• _WHAT YOU SHOULD DO_
Reproduce every record below exactly as written, but leave out any pictures.

• _EXERCISE DATA_
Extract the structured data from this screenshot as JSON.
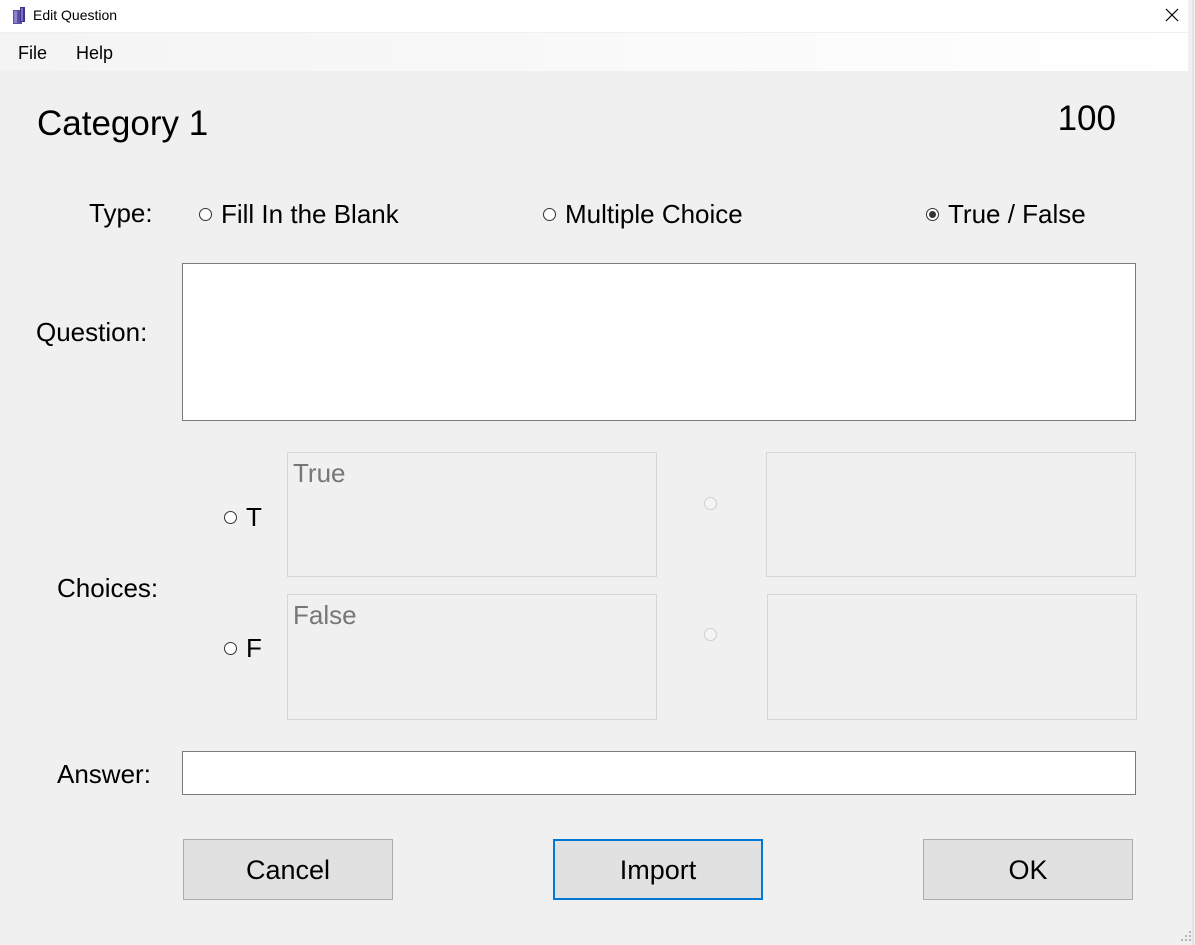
{
  "window": {
    "title": "Edit Question"
  },
  "menu": {
    "items": [
      {
        "label": "File"
      },
      {
        "label": "Help"
      }
    ]
  },
  "header": {
    "category": "Category 1",
    "points": "100"
  },
  "type": {
    "label": "Type:",
    "options": [
      {
        "label": "Fill In the Blank",
        "selected": false
      },
      {
        "label": "Multiple Choice",
        "selected": false
      },
      {
        "label": "True / False",
        "selected": true
      }
    ]
  },
  "question": {
    "label": "Question:",
    "value": ""
  },
  "choices": {
    "label": "Choices:",
    "items": [
      {
        "letter": "T",
        "value": "True",
        "selected": false
      },
      {
        "letter": "F",
        "value": "False",
        "selected": false
      }
    ],
    "extra": [
      {
        "value": ""
      },
      {
        "value": ""
      }
    ]
  },
  "answer": {
    "label": "Answer:",
    "value": ""
  },
  "buttons": {
    "cancel": "Cancel",
    "import": "Import",
    "ok": "OK"
  },
  "colors": {
    "focus_border": "#0078d7",
    "background": "#f0f0f0",
    "button_face": "#e1e1e1"
  },
  "icons": {
    "app": "book-icon",
    "close": "close-icon"
  }
}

• _RESULT_
Extract the structured data from this screenshot as JSON.
{
  "window": {
    "title": "Edit Question"
  },
  "menu": {
    "items": [
      {
        "label": "File"
      },
      {
        "label": "Help"
      }
    ]
  },
  "header": {
    "category": "Category 1",
    "points": "100"
  },
  "type": {
    "label": "Type:",
    "options": [
      {
        "label": "Fill In the Blank",
        "selected": false
      },
      {
        "label": "Multiple Choice",
        "selected": false
      },
      {
        "label": "True / False",
        "selected": true
      }
    ]
  },
  "question": {
    "label": "Question:",
    "value": ""
  },
  "choices": {
    "label": "Choices:",
    "items": [
      {
        "letter": "T",
        "value": "True",
        "selected": false
      },
      {
        "letter": "F",
        "value": "False",
        "selected": false
      }
    ],
    "extra": [
      {
        "value": ""
      },
      {
        "value": ""
      }
    ]
  },
  "answer": {
    "label": "Answer:",
    "value": ""
  },
  "buttons": {
    "cancel": "Cancel",
    "import": "Import",
    "ok": "OK"
  },
  "colors": {
    "focus_border": "#0078d7",
    "background": "#f0f0f0",
    "button_face": "#e1e1e1"
  },
  "icons": {
    "app": "book-icon",
    "close": "close-icon"
  }
}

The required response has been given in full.